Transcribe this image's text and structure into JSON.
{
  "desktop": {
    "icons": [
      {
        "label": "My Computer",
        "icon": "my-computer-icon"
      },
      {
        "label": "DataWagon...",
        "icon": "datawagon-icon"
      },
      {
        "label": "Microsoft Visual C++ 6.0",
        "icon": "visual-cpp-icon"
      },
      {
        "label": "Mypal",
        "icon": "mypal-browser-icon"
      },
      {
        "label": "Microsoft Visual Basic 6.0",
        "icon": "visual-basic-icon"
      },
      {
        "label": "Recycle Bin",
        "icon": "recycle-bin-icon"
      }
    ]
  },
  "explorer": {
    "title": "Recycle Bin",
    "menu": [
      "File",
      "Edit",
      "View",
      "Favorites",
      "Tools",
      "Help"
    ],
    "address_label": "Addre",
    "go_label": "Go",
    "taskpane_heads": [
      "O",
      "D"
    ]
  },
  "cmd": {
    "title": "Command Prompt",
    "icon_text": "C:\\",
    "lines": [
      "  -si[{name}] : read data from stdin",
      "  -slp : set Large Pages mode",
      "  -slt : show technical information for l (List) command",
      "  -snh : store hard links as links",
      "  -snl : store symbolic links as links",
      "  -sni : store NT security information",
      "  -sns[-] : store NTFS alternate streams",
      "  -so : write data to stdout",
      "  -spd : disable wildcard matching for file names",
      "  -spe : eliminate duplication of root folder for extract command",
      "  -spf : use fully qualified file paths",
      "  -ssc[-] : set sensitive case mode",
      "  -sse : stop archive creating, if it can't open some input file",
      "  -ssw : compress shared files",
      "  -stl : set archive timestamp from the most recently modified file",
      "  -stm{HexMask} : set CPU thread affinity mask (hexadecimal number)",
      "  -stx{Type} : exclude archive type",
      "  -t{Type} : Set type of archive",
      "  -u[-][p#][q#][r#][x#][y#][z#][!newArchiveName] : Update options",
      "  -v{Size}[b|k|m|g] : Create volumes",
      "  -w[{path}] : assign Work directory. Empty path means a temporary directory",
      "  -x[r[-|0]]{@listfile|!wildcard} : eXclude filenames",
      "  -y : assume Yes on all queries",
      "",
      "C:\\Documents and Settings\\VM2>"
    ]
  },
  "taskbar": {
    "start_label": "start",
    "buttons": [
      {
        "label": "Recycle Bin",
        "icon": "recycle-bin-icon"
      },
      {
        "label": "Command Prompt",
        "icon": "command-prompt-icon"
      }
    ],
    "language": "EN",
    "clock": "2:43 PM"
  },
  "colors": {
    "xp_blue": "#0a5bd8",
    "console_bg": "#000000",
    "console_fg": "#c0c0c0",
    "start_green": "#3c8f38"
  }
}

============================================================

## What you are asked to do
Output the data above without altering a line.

## Response area
Transcribe this image's text and structure into JSON.
{
  "desktop": {
    "icons": [
      {
        "label": "My Computer",
        "icon": "my-computer-icon"
      },
      {
        "label": "DataWagon...",
        "icon": "datawagon-icon"
      },
      {
        "label": "Microsoft Visual C++ 6.0",
        "icon": "visual-cpp-icon"
      },
      {
        "label": "Mypal",
        "icon": "mypal-browser-icon"
      },
      {
        "label": "Microsoft Visual Basic 6.0",
        "icon": "visual-basic-icon"
      },
      {
        "label": "Recycle Bin",
        "icon": "recycle-bin-icon"
      }
    ]
  },
  "explorer": {
    "title": "Recycle Bin",
    "menu": [
      "File",
      "Edit",
      "View",
      "Favorites",
      "Tools",
      "Help"
    ],
    "address_label": "Addre",
    "go_label": "Go",
    "taskpane_heads": [
      "O",
      "D"
    ]
  },
  "cmd": {
    "title": "Command Prompt",
    "icon_text": "C:\\",
    "lines": [
      "  -si[{name}] : read data from stdin",
      "  -slp : set Large Pages mode",
      "  -slt : show technical information for l (List) command",
      "  -snh : store hard links as links",
      "  -snl : store symbolic links as links",
      "  -sni : store NT security information",
      "  -sns[-] : store NTFS alternate streams",
      "  -so : write data to stdout",
      "  -spd : disable wildcard matching for file names",
      "  -spe : eliminate duplication of root folder for extract command",
      "  -spf : use fully qualified file paths",
      "  -ssc[-] : set sensitive case mode",
      "  -sse : stop archive creating, if it can't open some input file",
      "  -ssw : compress shared files",
      "  -stl : set archive timestamp from the most recently modified file",
      "  -stm{HexMask} : set CPU thread affinity mask (hexadecimal number)",
      "  -stx{Type} : exclude archive type",
      "  -t{Type} : Set type of archive",
      "  -u[-][p#][q#][r#][x#][y#][z#][!newArchiveName] : Update options",
      "  -v{Size}[b|k|m|g] : Create volumes",
      "  -w[{path}] : assign Work directory. Empty path means a temporary directory",
      "  -x[r[-|0]]{@listfile|!wildcard} : eXclude filenames",
      "  -y : assume Yes on all queries",
      "",
      "C:\\Documents and Settings\\VM2>"
    ]
  },
  "taskbar": {
    "start_label": "start",
    "buttons": [
      {
        "label": "Recycle Bin",
        "icon": "recycle-bin-icon"
      },
      {
        "label": "Command Prompt",
        "icon": "command-prompt-icon"
      }
    ],
    "language": "EN",
    "clock": "2:43 PM"
  },
  "colors": {
    "xp_blue": "#0a5bd8",
    "console_bg": "#000000",
    "console_fg": "#c0c0c0",
    "start_green": "#3c8f38"
  }
}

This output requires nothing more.